6. Mt. Madjaas’s forest is truly ancient. Thus, before gripping or holding roots, branches, and trunks, make sure that they are firm and solid. Many are rotten inside although they appear solid externally. As much as possible, avoid holding shrubs and grasses; they can’t hold your weight.
It is also advisable to wear gloves, armguards, trekking pants, and hiking shoes to protect your limbs from scratches.
7. At the View Deck, True Summit, and False Summit, never stand on the edge! The wind could blow you over the lip, which is deceptively covered in thick foliage. If you want to go to the edge, drop down prone and crawl over at the edge.
8. When climbing, don’t stay too close to the person in front or behind you as rocks may be jarred loose. Spread out and keep a distance of about 5 to 8 meters from each person.
9. Stay in visual range all throughout the climb.
1. Mt. Madjaas is a sacred mountain. Treat it with respect by observing silence and diligently following Leave No Trace principles.
2. Show respect by not making fun of local’s superstitious beliefs regarding Mt. Madjaas.
3. Do not throw anything in the forest.
4. Do not climb the mountain without a permit. It’s not only unethical but also illegal.
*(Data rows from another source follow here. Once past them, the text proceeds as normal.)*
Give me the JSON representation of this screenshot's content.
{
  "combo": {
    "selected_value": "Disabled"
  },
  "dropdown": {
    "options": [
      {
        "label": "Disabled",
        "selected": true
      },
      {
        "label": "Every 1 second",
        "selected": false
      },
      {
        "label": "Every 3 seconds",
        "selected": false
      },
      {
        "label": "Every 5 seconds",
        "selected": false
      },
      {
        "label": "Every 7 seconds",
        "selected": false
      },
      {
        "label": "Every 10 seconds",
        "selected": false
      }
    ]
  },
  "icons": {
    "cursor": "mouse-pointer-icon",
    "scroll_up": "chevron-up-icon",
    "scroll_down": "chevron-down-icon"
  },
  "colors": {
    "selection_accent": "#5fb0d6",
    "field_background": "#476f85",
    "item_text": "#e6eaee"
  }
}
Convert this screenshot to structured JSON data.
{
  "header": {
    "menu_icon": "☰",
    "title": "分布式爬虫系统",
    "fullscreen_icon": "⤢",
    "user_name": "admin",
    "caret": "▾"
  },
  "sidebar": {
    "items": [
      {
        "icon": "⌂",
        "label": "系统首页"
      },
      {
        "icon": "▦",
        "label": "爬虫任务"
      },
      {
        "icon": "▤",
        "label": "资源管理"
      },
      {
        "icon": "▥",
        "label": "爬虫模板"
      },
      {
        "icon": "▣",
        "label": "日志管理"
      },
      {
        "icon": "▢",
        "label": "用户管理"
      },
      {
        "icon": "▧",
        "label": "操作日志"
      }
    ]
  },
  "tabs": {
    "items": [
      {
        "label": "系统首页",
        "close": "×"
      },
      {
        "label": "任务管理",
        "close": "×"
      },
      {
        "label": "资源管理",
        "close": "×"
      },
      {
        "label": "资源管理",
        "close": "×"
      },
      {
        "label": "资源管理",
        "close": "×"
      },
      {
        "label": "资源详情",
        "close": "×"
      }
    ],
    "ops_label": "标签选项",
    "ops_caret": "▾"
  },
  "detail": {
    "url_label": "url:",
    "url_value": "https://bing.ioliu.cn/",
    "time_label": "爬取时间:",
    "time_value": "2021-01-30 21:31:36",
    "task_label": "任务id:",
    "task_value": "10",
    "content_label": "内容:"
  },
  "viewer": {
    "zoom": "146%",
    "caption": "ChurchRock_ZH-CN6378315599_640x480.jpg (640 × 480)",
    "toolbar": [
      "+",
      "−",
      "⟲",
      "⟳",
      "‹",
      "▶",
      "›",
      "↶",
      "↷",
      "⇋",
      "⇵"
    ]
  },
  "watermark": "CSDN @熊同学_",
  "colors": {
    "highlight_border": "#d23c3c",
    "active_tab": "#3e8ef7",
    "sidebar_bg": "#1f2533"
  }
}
Prepare to meet stiff sanctions if you do not follow this rule.
5. Include your guide and porter in your meals and socials. They are a part of your team.